Aquatic animal telemetry has revolutionized our understanding of the behaviour of aquatic animals. One of the important advantages of telemetry methods, including acoustic telemetry, is that they provide information at the individual level. This is very relevant because it enables investigating the natural variability in behaviour within populations (like here or here), but also because one can investigate what happens to each individual animal and relate it to its natural behaviour. Knowing “what happens to each individual” is normally referred to as “fate” and it can take many forms: some fish may end-up eaten by predators, other may be fished, some of them may disperse, etc. Knowing the fate of each individual fish is crucial as it links ecological processes at the individual level to evolutionary outcomes at the population level.

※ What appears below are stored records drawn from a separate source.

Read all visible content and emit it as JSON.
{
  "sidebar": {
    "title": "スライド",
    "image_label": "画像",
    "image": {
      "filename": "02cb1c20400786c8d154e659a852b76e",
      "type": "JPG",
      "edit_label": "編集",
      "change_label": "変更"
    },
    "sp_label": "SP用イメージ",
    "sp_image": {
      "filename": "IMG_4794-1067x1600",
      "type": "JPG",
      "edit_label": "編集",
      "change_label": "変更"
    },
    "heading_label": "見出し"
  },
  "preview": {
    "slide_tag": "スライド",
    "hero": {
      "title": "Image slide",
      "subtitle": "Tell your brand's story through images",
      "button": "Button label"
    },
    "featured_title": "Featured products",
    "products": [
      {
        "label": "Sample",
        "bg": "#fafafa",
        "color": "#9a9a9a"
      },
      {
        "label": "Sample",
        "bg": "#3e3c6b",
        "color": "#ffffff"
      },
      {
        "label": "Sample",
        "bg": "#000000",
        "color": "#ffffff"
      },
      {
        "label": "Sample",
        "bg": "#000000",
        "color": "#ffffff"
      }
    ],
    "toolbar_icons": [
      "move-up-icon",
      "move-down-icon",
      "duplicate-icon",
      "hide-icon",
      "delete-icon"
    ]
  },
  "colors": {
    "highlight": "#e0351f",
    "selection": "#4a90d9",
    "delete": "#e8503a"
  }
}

It’s the 22nd of September and that means it’s this year’s UN World Rivers Day! In over 60 countries around the globe events are going on today to bring attention to the many values of our waterways. And we, the Aquatic Ecology Special Interest Group of the BES, are joining in with the celebrations! We’re highlighting recent methodological advancements that will help us to manage and conserve our rivers in the future. So let’s get started…
Multiple Stressors and Molecular Tools
Today, human activities across the world are impacting rivers to varying degrees. As scientists, we frequently see the interaction of multiple different stressors such as flow regulations, pollution or climate change affecting our rivers. The combined impact of stressors like these may be worse than any of their individual impacts. To understand and manage the effect of them, we need cost-effective and reliable analytical tools that can capture site-specific and ecosystem-wide effects.
Recent methodological advances that will help us to achieve these goals often rely on the application of new or improved molecular tools. Emerging techniques include environmental DNA (eDNA) based applications to monitor endangered and invasive species as well as stable isotope ecology, which provides us with new insights into animal diets and energy flows through aquatic food webs. We’d like to take the opportunity to introduce some of the novel developments in both of these exciting fields. Continue reading →
We’ve got six papers that are freely available to absolutely everyone this month too. You can find out about two of the Open Access papers in the Applications and Practical Tools section below. In the third, Chen et al. show that tree assemblages in tropical forest ecosystems can present a strong signal of extensive distributional interspersion.